• _DATA TO USE_
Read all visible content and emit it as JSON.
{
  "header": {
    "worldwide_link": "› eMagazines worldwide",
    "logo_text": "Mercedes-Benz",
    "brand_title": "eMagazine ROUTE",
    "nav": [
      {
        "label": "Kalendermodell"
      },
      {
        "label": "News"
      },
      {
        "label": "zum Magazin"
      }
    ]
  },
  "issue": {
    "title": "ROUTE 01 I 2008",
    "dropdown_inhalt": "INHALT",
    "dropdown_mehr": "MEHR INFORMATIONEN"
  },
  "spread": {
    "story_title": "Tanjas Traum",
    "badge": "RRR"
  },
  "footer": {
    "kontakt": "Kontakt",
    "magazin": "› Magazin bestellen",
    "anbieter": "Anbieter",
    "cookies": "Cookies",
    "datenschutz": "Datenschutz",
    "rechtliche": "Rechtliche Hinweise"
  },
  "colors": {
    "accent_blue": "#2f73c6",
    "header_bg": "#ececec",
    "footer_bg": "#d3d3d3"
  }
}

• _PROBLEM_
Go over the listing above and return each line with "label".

• _RESPONSE BOX_
        "label": "Kalendermodell"
        "label": "News"
        "label": "zum Magazin"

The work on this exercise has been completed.